What this task involves> Find every line in the entries that holds the string "BENZ" and report it.
----------------
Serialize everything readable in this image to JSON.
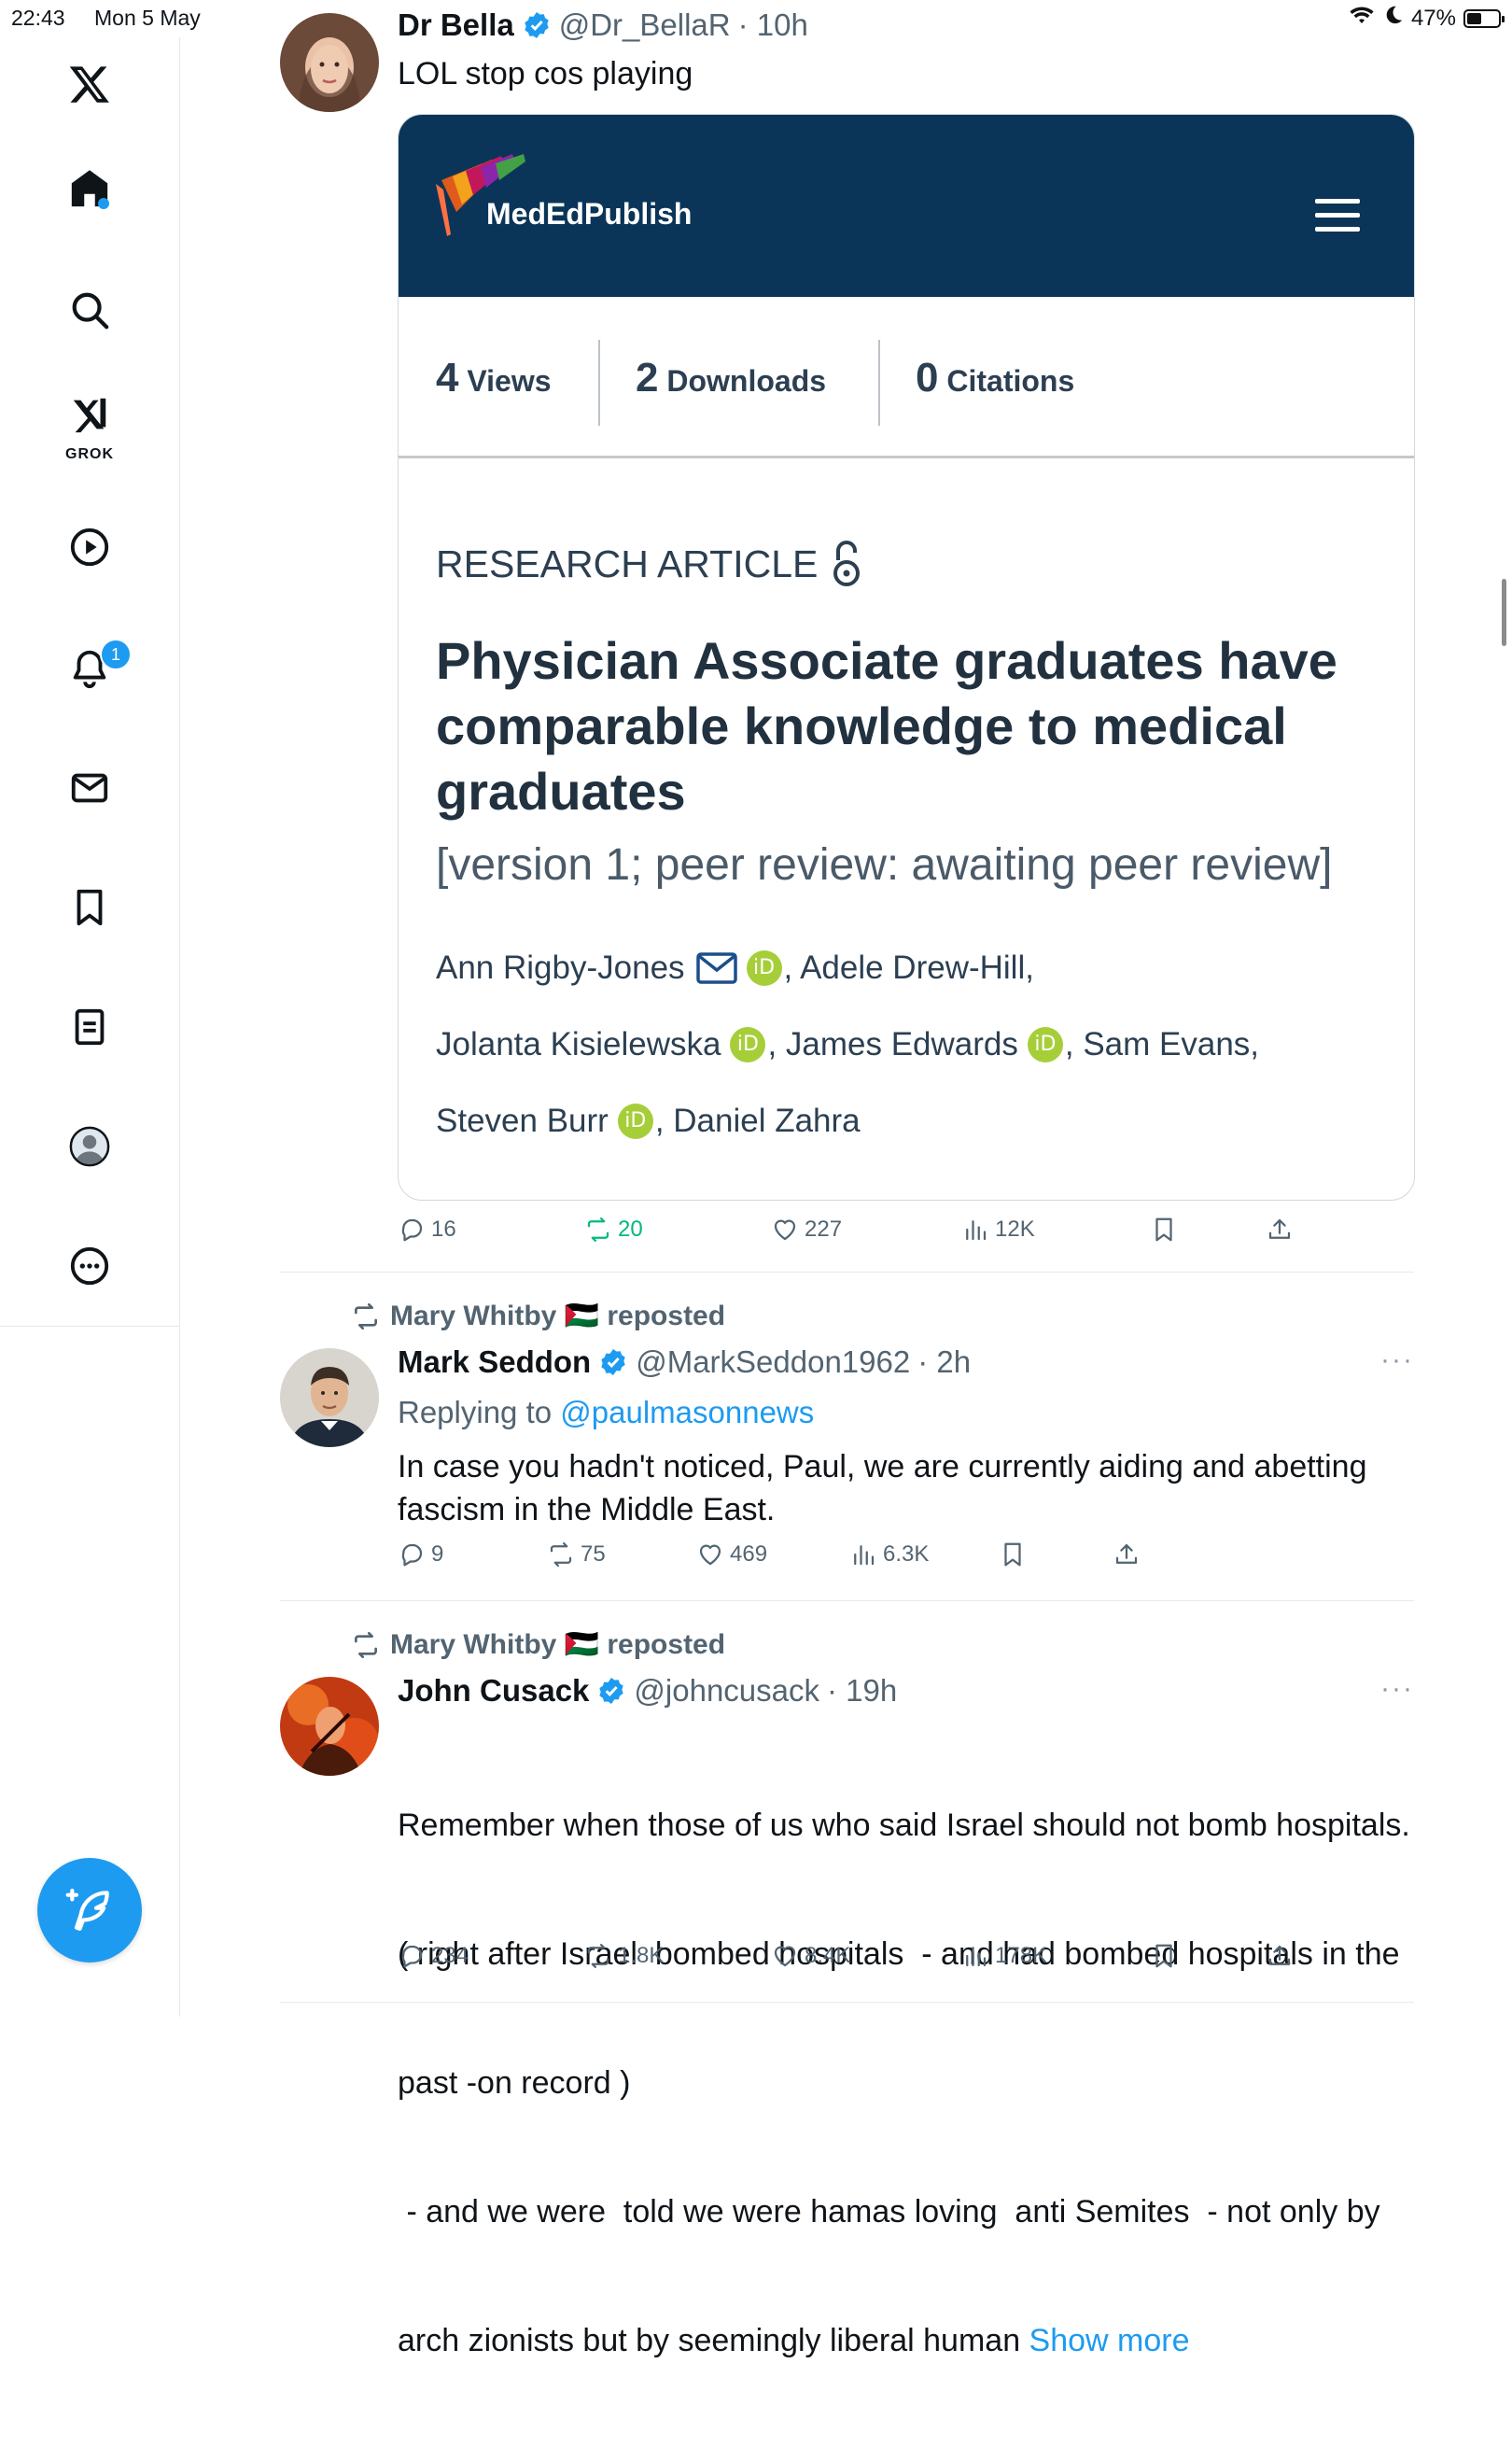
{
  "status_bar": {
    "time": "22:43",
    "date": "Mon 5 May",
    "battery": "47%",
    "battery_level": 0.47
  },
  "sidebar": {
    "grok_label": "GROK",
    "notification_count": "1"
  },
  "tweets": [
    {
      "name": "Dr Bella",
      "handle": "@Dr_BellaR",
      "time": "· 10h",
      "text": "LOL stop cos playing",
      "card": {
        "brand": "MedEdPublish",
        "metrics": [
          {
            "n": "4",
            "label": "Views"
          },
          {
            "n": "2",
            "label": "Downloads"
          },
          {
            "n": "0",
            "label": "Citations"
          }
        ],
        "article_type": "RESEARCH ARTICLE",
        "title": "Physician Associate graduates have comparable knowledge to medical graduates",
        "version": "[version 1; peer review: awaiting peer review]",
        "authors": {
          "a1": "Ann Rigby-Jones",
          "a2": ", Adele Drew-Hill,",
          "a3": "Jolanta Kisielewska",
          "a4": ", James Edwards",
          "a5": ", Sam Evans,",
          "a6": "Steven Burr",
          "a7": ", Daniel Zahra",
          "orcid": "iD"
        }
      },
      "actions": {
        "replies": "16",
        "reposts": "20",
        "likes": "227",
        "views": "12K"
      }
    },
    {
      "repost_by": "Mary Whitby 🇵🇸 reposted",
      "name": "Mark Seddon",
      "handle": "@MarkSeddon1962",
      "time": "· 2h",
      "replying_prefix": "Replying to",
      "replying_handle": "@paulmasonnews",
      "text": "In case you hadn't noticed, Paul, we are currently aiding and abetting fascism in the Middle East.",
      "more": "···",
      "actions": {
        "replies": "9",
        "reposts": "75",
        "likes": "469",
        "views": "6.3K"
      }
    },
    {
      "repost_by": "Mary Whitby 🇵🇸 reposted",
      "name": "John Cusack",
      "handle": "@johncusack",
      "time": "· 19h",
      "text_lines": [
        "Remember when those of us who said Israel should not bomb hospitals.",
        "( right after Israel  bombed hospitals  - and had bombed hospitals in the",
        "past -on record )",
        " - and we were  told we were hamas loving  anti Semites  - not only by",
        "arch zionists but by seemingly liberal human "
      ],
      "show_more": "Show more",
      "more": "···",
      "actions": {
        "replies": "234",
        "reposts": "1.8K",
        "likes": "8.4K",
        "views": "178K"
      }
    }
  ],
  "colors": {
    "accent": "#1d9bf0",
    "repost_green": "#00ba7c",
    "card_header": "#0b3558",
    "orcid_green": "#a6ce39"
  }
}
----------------
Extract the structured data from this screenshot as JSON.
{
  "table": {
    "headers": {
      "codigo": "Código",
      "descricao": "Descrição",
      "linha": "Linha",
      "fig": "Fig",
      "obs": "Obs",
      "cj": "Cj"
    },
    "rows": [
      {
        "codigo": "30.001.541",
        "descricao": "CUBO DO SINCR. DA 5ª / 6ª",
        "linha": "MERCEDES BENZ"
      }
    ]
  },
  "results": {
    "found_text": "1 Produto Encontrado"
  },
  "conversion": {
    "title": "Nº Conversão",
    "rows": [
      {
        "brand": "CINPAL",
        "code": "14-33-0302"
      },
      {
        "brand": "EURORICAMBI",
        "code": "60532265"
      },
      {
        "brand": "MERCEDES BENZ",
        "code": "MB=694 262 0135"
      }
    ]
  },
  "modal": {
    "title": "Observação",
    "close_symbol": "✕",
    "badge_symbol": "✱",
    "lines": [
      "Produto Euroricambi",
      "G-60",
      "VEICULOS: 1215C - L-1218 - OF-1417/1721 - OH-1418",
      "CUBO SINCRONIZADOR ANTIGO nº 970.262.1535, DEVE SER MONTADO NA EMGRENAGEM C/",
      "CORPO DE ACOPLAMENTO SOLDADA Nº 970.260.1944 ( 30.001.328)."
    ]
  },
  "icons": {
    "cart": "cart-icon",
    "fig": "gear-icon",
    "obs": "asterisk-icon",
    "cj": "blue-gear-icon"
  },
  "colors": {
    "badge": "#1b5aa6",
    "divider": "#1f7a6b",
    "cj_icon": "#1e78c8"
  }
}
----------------
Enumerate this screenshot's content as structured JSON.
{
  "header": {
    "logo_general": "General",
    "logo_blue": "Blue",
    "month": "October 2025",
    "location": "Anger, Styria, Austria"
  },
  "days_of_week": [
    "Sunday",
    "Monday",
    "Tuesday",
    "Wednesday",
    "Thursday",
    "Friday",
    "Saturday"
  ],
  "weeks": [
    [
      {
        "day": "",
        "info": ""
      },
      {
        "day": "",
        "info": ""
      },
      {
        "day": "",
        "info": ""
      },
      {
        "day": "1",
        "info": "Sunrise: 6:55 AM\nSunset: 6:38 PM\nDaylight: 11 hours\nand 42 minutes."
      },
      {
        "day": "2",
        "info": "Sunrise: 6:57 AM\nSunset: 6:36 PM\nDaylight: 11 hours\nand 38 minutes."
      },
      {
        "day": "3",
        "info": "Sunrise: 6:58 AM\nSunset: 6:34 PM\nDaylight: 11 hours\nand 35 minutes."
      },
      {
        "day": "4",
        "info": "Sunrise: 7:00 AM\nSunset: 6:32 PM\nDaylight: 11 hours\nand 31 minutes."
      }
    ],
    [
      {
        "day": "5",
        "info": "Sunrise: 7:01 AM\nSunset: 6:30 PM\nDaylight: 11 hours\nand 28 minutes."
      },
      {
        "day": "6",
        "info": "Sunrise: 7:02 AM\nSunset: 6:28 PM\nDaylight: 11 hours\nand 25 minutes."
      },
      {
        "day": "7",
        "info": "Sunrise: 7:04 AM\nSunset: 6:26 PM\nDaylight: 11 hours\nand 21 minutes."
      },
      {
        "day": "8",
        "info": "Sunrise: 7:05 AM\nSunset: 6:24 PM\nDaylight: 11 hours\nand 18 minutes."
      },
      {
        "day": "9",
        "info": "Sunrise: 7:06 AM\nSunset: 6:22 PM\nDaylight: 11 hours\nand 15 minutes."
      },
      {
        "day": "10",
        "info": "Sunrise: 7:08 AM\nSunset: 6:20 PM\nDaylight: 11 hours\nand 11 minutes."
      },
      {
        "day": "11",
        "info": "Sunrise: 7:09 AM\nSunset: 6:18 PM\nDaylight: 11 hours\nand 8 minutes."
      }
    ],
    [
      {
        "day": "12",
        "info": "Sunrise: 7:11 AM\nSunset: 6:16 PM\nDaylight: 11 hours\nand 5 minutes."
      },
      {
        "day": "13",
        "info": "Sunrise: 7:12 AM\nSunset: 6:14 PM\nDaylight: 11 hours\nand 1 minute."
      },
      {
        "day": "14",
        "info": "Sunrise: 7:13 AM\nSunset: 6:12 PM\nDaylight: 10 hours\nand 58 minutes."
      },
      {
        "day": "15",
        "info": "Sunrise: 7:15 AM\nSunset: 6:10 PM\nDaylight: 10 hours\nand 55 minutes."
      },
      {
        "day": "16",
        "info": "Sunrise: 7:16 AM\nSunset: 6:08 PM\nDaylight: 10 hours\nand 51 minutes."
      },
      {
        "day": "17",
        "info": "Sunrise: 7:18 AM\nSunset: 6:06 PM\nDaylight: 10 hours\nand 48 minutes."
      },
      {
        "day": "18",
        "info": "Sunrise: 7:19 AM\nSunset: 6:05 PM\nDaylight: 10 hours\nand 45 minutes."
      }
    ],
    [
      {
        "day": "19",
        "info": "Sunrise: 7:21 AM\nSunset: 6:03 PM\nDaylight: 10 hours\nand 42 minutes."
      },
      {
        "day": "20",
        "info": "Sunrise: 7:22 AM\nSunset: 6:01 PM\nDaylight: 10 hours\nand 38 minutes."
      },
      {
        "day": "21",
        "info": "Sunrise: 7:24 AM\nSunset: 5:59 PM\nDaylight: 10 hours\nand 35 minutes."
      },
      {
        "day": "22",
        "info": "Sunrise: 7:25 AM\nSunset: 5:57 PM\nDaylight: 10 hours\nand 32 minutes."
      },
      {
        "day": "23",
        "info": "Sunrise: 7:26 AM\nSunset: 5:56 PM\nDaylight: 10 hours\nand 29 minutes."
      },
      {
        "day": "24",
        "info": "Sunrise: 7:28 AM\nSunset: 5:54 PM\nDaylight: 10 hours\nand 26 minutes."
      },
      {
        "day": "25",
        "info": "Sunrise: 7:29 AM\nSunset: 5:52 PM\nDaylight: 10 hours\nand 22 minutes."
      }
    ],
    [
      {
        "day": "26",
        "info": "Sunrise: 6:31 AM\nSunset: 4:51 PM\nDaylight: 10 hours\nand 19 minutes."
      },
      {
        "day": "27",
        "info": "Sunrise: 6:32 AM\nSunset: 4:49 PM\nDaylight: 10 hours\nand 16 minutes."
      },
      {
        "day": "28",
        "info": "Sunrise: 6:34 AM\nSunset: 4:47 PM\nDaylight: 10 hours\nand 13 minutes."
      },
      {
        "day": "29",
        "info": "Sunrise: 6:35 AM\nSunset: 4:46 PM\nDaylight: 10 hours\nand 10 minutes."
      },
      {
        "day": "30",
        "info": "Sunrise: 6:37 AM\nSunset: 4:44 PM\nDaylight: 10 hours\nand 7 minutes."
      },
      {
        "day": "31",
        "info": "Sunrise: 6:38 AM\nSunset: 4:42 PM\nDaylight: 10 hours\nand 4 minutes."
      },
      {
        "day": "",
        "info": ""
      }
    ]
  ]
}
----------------
The completed task>
        "linha": "MERCEDES BENZ"
        "brand": "MERCEDES BENZ",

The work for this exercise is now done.